Making A Cas(ing) For Homemade Sausage
Perhaps to improve their health, or simply to save money, people are taking an increased interest in the food they consume. People across the U.S. and Canada are now growing and cultivating fruits, vegetables and other culinary components, Forbes reported. Some people have also taken it upon themselves to grind their own meat, namely beef and sausage. You don’t need to be an experienced butcher to do so, as it takes a few simple pieces of equipment, a little time and the right ingredients.
Get your grind on with these tips and tricks:
- Knives: There are two options available – the butcher’s knife or the boning knife. The former is perfect for most meat-cutting endeavors, while the narrow blade of the latter is easier to handle.
- Containers: Ideally, the best storage unit for holding meat is a metal tub. However, both coolers and commercial pails, if cleaned properly beforehand, also work.
- Grinders: These crucial devices are available as both low- and high-tech options. Hand-operated grinders have been used in homes for some time, and, while they call for manual labor, they don’t require a power source. For meat more than 5 pounds, it’s best to use an electric grinder – some models can handle up to 200 pounds per hour.
- Stuffer: Like grinders, there are both manual and electric options available. Made of steel or aluminum, manual grinders operate via a plunger pushing the meat into the casing. Meanwhile, manual stuffers, which can process about 20 pounds of meat per hour, do all the work for you.

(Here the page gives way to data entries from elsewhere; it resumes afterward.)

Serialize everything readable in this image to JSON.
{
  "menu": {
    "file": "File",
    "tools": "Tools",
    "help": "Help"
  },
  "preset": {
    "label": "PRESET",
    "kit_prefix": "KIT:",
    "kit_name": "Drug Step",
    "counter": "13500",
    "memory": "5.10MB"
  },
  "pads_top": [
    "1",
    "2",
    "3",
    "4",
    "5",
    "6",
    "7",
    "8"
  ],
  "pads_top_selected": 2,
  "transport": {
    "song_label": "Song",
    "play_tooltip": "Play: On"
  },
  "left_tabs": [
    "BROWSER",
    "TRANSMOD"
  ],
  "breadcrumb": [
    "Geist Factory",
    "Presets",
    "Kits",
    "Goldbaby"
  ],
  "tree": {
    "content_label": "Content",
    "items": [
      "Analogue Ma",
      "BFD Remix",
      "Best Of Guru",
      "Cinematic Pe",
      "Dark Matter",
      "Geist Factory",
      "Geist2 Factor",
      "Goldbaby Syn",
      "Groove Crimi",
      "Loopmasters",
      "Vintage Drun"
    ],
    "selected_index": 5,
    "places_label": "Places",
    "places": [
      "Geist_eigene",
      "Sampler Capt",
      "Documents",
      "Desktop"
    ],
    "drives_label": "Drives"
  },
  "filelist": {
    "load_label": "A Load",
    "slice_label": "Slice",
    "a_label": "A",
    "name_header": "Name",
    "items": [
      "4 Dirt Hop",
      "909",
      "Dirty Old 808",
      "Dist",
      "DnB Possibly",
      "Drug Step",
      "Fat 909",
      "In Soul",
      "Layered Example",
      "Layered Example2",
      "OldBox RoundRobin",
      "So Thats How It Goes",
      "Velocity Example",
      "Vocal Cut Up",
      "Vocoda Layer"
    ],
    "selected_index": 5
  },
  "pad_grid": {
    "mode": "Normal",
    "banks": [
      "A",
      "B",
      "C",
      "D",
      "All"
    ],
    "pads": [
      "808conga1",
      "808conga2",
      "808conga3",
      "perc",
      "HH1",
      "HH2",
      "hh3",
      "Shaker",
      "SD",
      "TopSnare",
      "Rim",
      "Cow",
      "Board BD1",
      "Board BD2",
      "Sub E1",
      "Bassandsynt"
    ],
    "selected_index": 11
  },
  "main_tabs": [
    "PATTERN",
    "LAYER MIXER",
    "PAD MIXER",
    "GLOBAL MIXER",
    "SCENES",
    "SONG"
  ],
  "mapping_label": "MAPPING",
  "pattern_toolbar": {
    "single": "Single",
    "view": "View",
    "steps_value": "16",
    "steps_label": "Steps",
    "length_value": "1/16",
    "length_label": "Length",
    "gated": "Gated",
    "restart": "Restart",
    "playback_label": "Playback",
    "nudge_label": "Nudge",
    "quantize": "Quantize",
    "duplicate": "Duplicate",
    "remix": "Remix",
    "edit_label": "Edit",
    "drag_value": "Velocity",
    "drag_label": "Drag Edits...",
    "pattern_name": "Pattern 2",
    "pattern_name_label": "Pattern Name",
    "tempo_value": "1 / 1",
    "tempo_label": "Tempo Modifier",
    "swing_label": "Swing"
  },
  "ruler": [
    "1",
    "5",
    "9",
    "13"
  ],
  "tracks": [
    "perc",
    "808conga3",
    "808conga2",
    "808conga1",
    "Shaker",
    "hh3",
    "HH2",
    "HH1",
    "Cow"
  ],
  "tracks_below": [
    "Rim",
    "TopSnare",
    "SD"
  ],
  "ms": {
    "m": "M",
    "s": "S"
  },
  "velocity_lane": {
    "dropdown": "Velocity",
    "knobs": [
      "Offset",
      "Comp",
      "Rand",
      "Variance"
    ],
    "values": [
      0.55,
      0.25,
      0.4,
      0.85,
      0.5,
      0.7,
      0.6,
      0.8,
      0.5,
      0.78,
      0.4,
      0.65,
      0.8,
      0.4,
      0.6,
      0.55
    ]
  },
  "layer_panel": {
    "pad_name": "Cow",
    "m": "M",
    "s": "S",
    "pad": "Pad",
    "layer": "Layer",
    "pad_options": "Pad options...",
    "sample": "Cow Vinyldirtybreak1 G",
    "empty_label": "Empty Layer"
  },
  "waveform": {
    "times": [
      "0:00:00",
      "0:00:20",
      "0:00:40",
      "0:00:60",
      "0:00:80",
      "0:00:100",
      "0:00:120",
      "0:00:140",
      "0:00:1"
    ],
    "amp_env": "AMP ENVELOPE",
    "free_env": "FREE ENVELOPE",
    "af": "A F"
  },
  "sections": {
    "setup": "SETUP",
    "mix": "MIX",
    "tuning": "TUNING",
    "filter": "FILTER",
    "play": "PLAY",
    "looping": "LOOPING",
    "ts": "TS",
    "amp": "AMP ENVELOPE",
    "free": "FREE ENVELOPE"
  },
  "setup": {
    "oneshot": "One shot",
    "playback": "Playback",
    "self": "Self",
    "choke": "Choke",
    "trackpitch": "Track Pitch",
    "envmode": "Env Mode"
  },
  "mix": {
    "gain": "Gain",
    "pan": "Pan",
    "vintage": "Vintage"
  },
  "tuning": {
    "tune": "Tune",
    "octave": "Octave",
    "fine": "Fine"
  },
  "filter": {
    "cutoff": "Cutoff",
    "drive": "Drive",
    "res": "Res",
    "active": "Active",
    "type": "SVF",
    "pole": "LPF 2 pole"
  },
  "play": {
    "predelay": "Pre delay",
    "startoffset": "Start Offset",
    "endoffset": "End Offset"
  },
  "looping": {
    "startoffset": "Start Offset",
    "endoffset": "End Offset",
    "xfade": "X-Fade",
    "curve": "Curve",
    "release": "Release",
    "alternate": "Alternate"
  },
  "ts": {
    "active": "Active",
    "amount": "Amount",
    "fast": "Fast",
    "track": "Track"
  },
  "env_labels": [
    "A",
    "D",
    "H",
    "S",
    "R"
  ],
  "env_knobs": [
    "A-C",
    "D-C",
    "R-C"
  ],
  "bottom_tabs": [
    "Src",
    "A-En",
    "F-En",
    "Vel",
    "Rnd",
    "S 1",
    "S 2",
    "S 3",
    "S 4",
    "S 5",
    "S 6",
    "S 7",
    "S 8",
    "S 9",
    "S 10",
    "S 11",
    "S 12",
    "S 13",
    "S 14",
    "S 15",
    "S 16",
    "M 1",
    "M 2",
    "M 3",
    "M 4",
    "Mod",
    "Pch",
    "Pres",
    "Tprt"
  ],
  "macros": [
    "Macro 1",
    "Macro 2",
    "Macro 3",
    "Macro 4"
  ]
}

In addition to the aforementioned equipment, be sure to have a thermometer and some kitchen gloves on hand.
Choosing your meat
Sausage is an especially versatile dish. Not only does it come as either sweet or spicy, but the food can be made with a number of different meats. Picking which one you’ll turn into sausage is all about your personal preferences, The Kitchn explained. Pork is often most popular because it grinds down evenly. For those wanting a stronger flavor, lamb is a solid selection. Though it’s possible to use beef as a filling, its grainy texture makes it a little more difficult to grind.
No matter what you end up choosing, always opt for the cheaper cuts. Because the meat is being ground up, the quality won’t affect the overall taste. Shoulder cuts usually have the most to offer, but just be sure to remove any tendons or gristle beforehand.
What does matter, though, is the overall fat content. Most commercially available sausage will have approximately 50 percent fat. However, for the best balance of both taste and texture, anything between 15 and 20 percent is optimal. Be aware, though, that if you want sausage that’s ground extra fine, you’ll need more fat than most recipes originally call for.
Want even more insight into the sausage-making process? Study up when you enroll in an online culinary school.